FORMING NEW HABITS
Lent begins towards the end of the month. Have you thought about how you might keep this season of penitence and fasting?
The point of self-denial is not to give up the things one likes for the sake of it or solely to make oneself feel deprived, but in order to deepen one’s spiritual life and relationship with God.
When Christians fast – whether that be giving up meals, chocolate, alcohol, social media, television or something else entirely – the purpose is to shift the focus from ourselves to God. Each time Jesus was tempted in the wilderness, he was able to counteract the temptation by returning to the teachings of Scripture. In doing this, he was revealing that God was more important than pleasing himself or anyone else. He broke the power of the invitations to turn stones into bread, to jump off the temple and to have the wealth of the world each time by turning to God’s Word.
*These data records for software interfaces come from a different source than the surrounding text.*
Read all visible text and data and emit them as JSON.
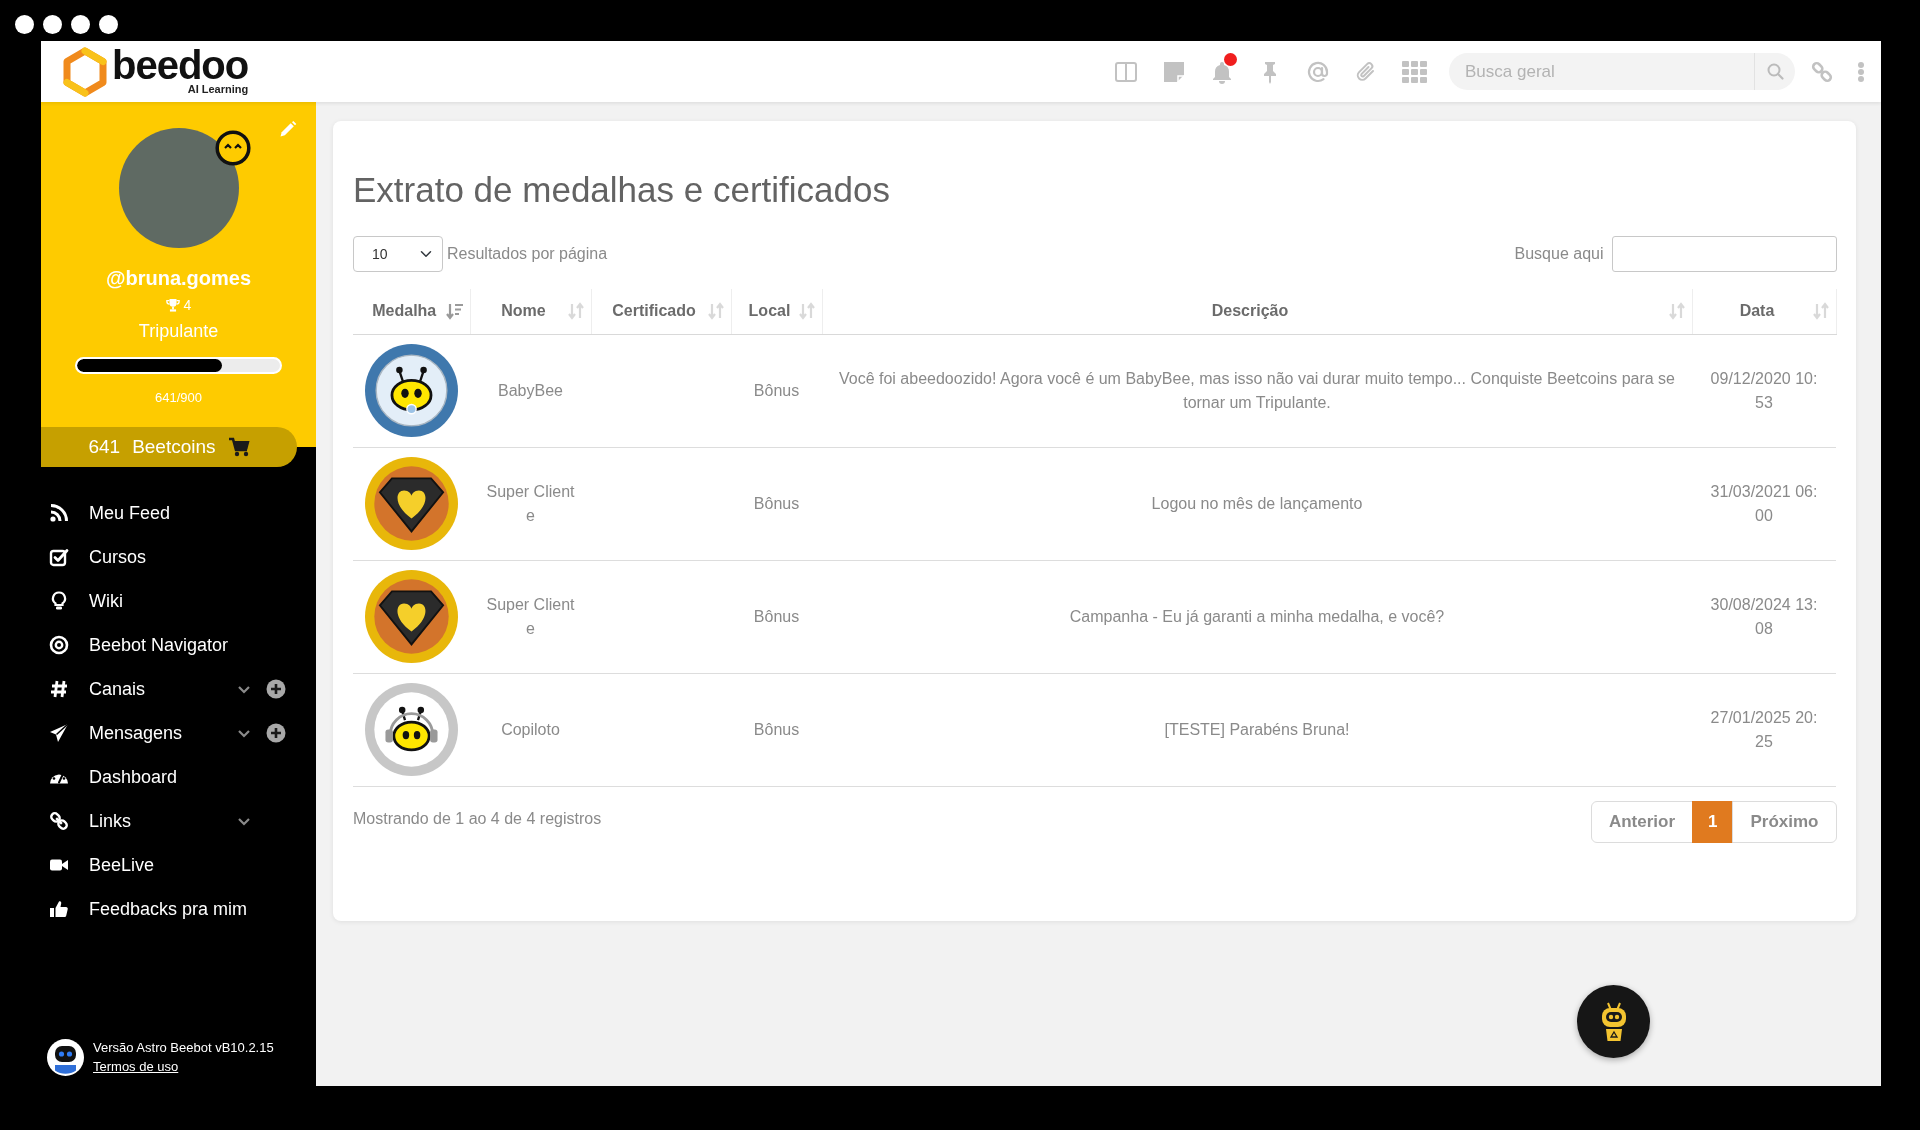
{
  "logo": {
    "name": "beedoo",
    "tagline": "AI Learning"
  },
  "top_bar": {
    "notifications_unread": true,
    "search": {
      "placeholder": "Busca geral"
    }
  },
  "profile": {
    "username": "@bruna.gomes",
    "trophies": "4",
    "rank": "Tripulante",
    "progress": {
      "level": 0.712,
      "reading": "641/900"
    },
    "beetcoins": {
      "amount": "641",
      "label": "Beetcoins"
    }
  },
  "menu": {
    "items": [
      {
        "kind": "link",
        "label": "Meu Feed"
      },
      {
        "kind": "link",
        "label": "Cursos"
      },
      {
        "kind": "link",
        "label": "Wiki"
      },
      {
        "kind": "link",
        "label": "Beebot Navigator"
      },
      {
        "kind": "group",
        "label": "Canais",
        "expanded": false,
        "add": true
      },
      {
        "kind": "group",
        "label": "Mensagens",
        "expanded": false,
        "add": true
      },
      {
        "kind": "link",
        "label": "Dashboard"
      },
      {
        "kind": "group",
        "label": "Links",
        "expanded": false,
        "add": false
      },
      {
        "kind": "link",
        "label": "BeeLive"
      },
      {
        "kind": "link",
        "label": "Feedbacks pra mim"
      }
    ]
  },
  "sidebar_footer": {
    "version": "Versão Astro Beebot vB10.2.15",
    "terms_link": "Termos de uso"
  },
  "page": {
    "title": "Extrato de medalhas e certificados",
    "page_size": {
      "value": "10",
      "label": "Resultados por página"
    },
    "search": {
      "label": "Busque aqui"
    },
    "table": {
      "columns": [
        {
          "label": "Medalha",
          "sorted": true
        },
        {
          "label": "Nome",
          "sorted": false
        },
        {
          "label": "Certificado",
          "sorted": false
        },
        {
          "label": "Local",
          "sorted": false
        },
        {
          "label": "Descrição",
          "sorted": false
        },
        {
          "label": "Data",
          "sorted": false
        }
      ],
      "rows": [
        {
          "kind": "bee",
          "name": "BabyBee",
          "local": "Bônus",
          "description": "Você foi abeedoozido! Agora você é um BabyBee, mas isso não vai durar muito tempo... Conquiste Beetcoins para se tornar um Tripulante.",
          "date": "09/12/2020 10:53"
        },
        {
          "kind": "heart",
          "name": "Super Cliente",
          "local": "Bônus",
          "description": "Logou no mês de lançamento",
          "date": "31/03/2021 06:00"
        },
        {
          "kind": "heart",
          "name": "Super Cliente",
          "local": "Bônus",
          "description": "Campanha - Eu já garanti a minha medalha, e você?",
          "date": "30/08/2024 13:08"
        },
        {
          "kind": "headset",
          "name": "Copiloto",
          "local": "Bônus",
          "description": "[TESTE] Parabéns Bruna!",
          "date": "27/01/2025 20:25"
        }
      ]
    },
    "summary": "Mostrando de 1 ao 4 de 4 registros",
    "pagination": {
      "previous": "Anterior",
      "pages": [
        {
          "label": "1",
          "selected": true
        }
      ],
      "next": "Próximo"
    }
  }
}
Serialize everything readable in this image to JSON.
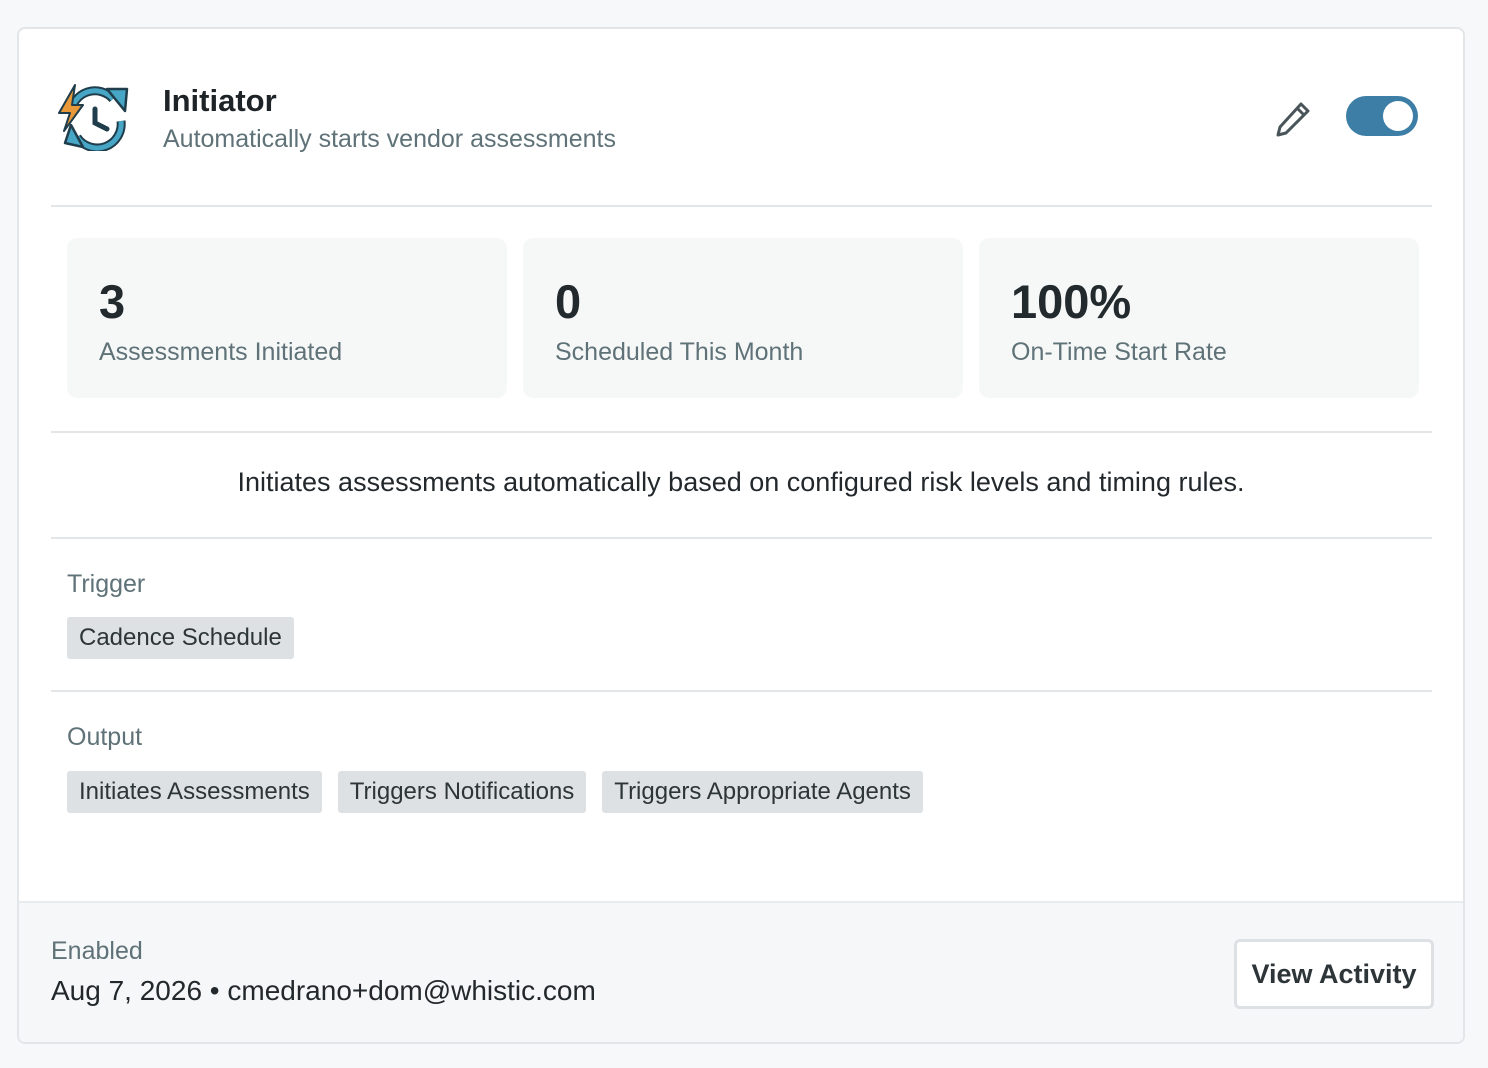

It was a positive choice and decision.
Scientific research has shown that it is far easier to break a bad habit, if we are able to put a good one in its place. This can work in all sorts of circumstances. Perhaps next time you are tempted to go for some unhealthy snack, you might choose an apple or a carrot. The more you make this choice, the easier it becomes. The old habit is replaced by the new one. Rather than focussing merely on the negative of what you can’t have, the positive message of having something that is good for you reinforces the new habit.
We can make this work for our faith too. What bad habit would you like to reframe? Perhaps God is pushed out of your daily life, because everything else takes over. How about setting the alarm ten minutes earlier to make more time or turning the telly on fifteen minutes’ later in the evening? Or maybe you’ve got out of the habit of coming to join the Christian community for worship each week in church. Why not make this the Sunday you turn that around? Or if you’re not able to get to church, why not enquire about having communion at home? The Bible sits gathering dust on your bookshelf because you’ve not opened it for a while and think it’s hard to understand. Why not read a chapter of a Gospel each day? There’s that person that you find it hard to love . . . find something positive about them each time you get those negative thoughts. Or pray for them – I know from experience how that can help change one’s attitude about someone. Upset by the negativity that is shown on social media – perhaps your new habit could be to write only positive things that build up and encourage others rather than drag them down.
There are so many new habits we can form, and Lent is a great time to think about doing this. Every time we replace an old, ungodly habit with something more like the attitude of Jesus, we continue our transformation into becoming the person God wants us to be.
Being a Christian is not a static state, but one where we are called to be a disciple in every aspect of life, becoming more Christ-like each day. It’s a journey of discovery and excitement, but one that is so important it also demands commitment and sacrifice. Are we bold enough to take that step?